If a biopsy was taken, it might be a few days before the results are available. Otherwise, your clinician will discuss your results with you before you’re discharged.
You’ll need someone to drive you home afterward. You shouldn’t operate a vehicle or mechanical equipment until the following day.
Is an endoscopic ultrasound painful?
EUS is a minimally invasive procedure. When you wake up, you may experience the following:
- a sore throat, tongue, or swollen lips after an upper EUS
- a sore anus after a lower EUS
- gas, bloating, or stomach cramping
- nausea or vomiting
What risks are possible with an endoscopic ultrasound?
If your clinician takes a biopsy, you may experience bleeding after the examination. Bleeding is usually minimal and does not require a follow-up.
In rare cases, you may experience a tear in the lining of the intestine during the procedure. Surgery may be necessary to repair severe tearing.
How long does an endoscopic ultrasound take?
An exploratory EUS typically takes less than 60 minutes, but you’ll need to allow a few hours for your full preparation, procedure, and recovery journey.
When will you know the results of your endoscopic ultrasound?
Your clinician will share any initial results before you’re discharged. Biopsy results may require more time.
What’s the difference between an endoscopic ultrasound and an endoscopy?
The difference between an endoscopy and a EUS is the use of high-frequency ultrasound to examine the GI tract. An endoscopy is used to examine the inside lining of the gut. EUS can be used to examine adjacent tissue.
EUS may be recommended to diagnose stomach pains, locate tumors, or assess cancerous areas. It’s a noninvasive way to investigate the GI tract without the need for surgery. A EUS can include the upper or lower GI tract and can be completed in an outpatient procedure.

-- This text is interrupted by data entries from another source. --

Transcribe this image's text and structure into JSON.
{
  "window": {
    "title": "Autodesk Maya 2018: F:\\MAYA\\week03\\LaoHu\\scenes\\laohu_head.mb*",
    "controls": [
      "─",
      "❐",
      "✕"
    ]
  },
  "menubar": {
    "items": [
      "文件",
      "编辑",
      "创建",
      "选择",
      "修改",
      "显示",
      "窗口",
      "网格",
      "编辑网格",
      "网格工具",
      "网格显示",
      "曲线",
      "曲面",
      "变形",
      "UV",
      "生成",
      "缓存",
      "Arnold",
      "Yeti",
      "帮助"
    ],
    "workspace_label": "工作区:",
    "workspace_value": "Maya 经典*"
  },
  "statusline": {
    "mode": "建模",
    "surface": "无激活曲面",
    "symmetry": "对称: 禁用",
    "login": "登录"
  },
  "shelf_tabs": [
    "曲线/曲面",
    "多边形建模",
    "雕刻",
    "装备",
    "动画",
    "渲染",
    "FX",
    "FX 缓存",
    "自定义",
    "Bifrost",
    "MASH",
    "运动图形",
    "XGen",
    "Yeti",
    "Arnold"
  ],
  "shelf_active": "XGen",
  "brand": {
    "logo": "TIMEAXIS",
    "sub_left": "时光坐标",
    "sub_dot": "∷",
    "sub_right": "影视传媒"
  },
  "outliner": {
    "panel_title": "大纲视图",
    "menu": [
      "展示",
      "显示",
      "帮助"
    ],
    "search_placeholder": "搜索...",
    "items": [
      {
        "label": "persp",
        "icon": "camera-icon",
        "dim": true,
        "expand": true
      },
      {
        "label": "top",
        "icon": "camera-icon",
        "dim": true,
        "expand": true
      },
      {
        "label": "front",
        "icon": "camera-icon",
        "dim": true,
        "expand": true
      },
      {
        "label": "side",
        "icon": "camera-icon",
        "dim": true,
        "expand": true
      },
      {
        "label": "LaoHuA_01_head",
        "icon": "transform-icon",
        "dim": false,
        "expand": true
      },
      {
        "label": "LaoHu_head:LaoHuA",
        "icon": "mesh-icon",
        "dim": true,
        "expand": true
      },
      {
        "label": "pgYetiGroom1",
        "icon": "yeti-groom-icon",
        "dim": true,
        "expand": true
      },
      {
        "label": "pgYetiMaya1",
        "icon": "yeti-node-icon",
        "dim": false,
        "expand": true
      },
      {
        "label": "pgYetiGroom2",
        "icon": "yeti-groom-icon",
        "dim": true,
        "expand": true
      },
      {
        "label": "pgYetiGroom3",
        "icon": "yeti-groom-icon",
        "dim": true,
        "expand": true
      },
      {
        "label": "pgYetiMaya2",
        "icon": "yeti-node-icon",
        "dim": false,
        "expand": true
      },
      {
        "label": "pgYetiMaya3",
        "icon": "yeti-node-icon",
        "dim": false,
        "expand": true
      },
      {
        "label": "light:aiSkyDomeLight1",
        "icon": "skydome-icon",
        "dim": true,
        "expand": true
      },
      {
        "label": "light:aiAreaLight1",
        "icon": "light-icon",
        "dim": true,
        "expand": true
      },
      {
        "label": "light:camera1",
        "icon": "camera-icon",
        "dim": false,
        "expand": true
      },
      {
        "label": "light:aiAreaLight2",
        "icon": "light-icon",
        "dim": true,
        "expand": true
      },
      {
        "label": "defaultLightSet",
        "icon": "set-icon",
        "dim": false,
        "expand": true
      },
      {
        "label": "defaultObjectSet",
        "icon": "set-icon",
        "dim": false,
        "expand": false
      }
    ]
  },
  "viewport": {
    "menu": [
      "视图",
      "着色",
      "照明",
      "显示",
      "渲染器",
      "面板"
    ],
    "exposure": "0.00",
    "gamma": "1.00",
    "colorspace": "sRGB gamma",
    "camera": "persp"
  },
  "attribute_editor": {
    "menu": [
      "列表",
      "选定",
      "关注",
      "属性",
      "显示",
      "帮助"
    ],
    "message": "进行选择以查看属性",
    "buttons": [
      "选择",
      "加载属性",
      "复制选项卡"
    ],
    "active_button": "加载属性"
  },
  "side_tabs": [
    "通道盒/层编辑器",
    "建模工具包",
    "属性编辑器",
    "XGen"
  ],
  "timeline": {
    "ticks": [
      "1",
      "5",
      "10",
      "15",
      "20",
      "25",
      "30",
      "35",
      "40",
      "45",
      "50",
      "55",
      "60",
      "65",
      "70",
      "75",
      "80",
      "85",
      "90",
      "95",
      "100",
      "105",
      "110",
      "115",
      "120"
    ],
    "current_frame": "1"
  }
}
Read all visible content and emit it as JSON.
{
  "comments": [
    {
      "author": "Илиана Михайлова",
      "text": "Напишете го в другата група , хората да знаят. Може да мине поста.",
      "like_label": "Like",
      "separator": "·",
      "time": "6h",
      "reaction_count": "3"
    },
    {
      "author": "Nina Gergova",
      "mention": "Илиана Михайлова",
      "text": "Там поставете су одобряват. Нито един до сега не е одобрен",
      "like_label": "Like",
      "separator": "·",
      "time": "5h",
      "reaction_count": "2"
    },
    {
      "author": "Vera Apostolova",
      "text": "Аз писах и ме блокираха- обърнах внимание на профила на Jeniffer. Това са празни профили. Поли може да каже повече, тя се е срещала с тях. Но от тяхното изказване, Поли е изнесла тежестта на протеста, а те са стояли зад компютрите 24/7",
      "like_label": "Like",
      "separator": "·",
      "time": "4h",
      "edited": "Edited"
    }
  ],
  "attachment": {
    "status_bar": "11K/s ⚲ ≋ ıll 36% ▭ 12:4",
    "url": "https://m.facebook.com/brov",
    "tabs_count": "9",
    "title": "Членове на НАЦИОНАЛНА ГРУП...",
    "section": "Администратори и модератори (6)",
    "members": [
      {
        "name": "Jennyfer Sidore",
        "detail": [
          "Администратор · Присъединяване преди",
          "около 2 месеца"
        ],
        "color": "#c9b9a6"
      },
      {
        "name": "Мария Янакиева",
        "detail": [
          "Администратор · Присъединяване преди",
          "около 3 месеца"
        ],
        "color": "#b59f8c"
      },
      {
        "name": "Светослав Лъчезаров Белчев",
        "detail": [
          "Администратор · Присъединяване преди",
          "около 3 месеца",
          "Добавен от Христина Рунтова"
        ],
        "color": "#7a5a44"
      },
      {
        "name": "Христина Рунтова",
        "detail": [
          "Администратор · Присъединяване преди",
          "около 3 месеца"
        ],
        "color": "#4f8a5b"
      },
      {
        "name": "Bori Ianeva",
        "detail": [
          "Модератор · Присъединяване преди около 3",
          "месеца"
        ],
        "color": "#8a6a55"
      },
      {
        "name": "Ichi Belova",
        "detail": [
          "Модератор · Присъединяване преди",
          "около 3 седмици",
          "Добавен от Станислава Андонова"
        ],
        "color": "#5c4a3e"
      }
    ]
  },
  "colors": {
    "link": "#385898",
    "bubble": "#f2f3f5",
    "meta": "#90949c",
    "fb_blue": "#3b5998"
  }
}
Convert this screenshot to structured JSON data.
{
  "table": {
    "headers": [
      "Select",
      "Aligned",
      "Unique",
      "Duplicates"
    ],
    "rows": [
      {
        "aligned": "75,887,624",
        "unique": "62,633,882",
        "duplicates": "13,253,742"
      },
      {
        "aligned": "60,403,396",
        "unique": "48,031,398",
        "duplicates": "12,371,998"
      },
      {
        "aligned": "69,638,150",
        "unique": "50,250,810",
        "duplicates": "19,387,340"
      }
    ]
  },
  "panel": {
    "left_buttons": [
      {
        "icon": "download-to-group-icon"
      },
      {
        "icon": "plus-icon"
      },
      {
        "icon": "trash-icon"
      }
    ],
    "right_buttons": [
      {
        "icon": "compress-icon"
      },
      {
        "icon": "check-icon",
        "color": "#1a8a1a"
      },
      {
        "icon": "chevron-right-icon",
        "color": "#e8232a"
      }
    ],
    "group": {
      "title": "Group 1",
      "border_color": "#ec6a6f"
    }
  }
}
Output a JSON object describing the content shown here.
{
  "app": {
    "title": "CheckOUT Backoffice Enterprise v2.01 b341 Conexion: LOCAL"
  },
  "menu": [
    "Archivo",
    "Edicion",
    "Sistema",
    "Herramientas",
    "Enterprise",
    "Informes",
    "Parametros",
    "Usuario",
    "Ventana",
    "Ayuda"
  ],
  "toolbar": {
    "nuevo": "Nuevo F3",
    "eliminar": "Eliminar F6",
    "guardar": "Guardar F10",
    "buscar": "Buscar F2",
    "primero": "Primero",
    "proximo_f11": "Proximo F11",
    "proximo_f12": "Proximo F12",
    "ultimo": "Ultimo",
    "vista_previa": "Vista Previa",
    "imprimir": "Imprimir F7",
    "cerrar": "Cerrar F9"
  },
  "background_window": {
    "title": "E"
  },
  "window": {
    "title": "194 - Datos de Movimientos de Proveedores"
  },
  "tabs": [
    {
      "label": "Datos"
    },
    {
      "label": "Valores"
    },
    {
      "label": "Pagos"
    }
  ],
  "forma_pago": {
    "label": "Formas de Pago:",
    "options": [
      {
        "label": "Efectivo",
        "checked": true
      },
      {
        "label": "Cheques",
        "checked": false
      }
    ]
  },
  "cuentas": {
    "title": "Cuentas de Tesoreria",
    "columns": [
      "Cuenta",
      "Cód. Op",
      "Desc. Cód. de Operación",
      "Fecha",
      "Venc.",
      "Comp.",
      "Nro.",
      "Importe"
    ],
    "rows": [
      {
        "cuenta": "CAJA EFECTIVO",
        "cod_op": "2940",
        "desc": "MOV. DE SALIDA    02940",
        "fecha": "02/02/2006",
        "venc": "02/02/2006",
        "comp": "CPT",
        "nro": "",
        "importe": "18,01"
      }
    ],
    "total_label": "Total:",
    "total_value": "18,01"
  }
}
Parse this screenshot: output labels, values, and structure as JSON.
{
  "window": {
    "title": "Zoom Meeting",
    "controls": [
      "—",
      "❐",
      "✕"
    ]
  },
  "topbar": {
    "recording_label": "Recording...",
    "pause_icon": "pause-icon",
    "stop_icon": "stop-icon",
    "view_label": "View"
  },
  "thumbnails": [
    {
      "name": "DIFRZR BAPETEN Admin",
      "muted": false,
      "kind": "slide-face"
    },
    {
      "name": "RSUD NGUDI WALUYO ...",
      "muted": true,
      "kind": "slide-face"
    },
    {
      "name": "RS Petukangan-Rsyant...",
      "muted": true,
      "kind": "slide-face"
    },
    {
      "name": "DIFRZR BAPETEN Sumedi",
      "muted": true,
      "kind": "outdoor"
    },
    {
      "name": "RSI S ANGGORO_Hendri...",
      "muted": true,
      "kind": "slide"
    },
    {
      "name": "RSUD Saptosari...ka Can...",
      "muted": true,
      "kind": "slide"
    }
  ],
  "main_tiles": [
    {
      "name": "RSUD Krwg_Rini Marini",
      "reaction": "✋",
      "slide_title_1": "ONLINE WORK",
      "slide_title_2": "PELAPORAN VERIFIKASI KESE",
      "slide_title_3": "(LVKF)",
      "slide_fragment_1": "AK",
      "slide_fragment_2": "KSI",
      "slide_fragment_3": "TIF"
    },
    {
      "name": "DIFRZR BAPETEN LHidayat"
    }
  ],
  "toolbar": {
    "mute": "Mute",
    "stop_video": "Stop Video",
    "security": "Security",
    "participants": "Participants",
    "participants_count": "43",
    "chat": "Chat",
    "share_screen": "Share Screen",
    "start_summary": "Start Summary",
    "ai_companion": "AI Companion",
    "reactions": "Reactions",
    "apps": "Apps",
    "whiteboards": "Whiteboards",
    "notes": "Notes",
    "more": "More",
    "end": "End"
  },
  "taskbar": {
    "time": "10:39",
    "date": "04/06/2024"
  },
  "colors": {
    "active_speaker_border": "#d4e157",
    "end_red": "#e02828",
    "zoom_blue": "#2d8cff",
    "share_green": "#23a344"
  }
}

Catasha Gordon is a sexuality educator from Spencer, Oklahoma. She’s the owner and founder of Expression Over Repression, a company built around sexual expression and knowledge. You can typically find her creating sex education materials or building some kinky hardware in a fresh set of coffin nails. She enjoys catfish (tail on), gardening, eating off her husband’s plate, and Beyoncé. Follow her everywhere.